**EXERCISE PROMPT:** Lines containing "this" should be pulled from the material below.

**DATASET ENTRIES:**

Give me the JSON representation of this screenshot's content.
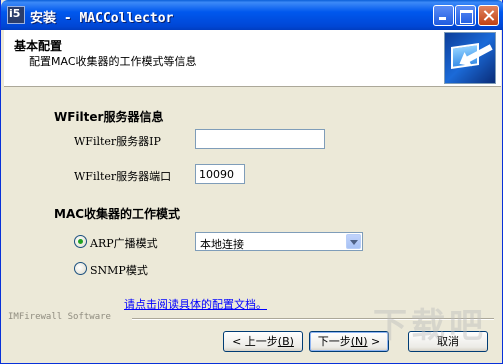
{
  "window": {
    "title": "安装 - MACCollector",
    "icon_text": "i5"
  },
  "header": {
    "title": "基本配置",
    "subtitle": "配置MAC收集器的工作模式等信息"
  },
  "server_section": {
    "title": "WFilter服务器信息",
    "ip_label": "WFilter服务器IP",
    "ip_value": "",
    "port_label": "WFilter服务器端口",
    "port_value": "10090"
  },
  "mode_section": {
    "title": "MAC收集器的工作模式",
    "arp_label": "ARP广播模式",
    "arp_checked": true,
    "interface_selected": "本地连接",
    "snmp_label": "SNMP模式",
    "snmp_checked": false
  },
  "doc_link": "请点击阅读具体的配置文档。",
  "brand": "IMFirewall Software",
  "buttons": {
    "back_label": "< 上一步",
    "back_key": "(B)",
    "next_label": "下一步",
    "next_key": "(N)",
    "next_suffix": " >",
    "cancel_label": "取消"
  },
  "icons": [
    "app-icon",
    "minimize-icon",
    "maximize-icon",
    "close-icon",
    "setup-logo-icon",
    "dropdown-arrow-icon"
  ],
  "colors": {
    "titlebar": "#0058ee",
    "face": "#ece9d8",
    "link": "#0000ff"
  }
}
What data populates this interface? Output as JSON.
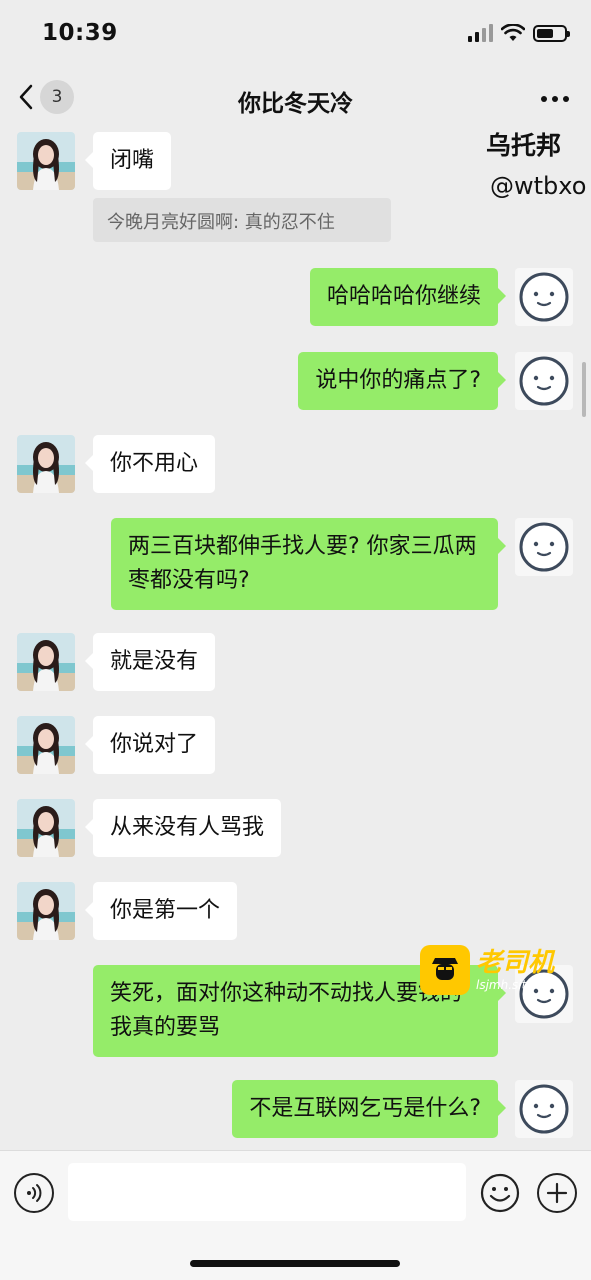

**ANSWER SECTION:**
Give me the JSON representation of this screenshot's content.
What data populates this interface? Output as JSON.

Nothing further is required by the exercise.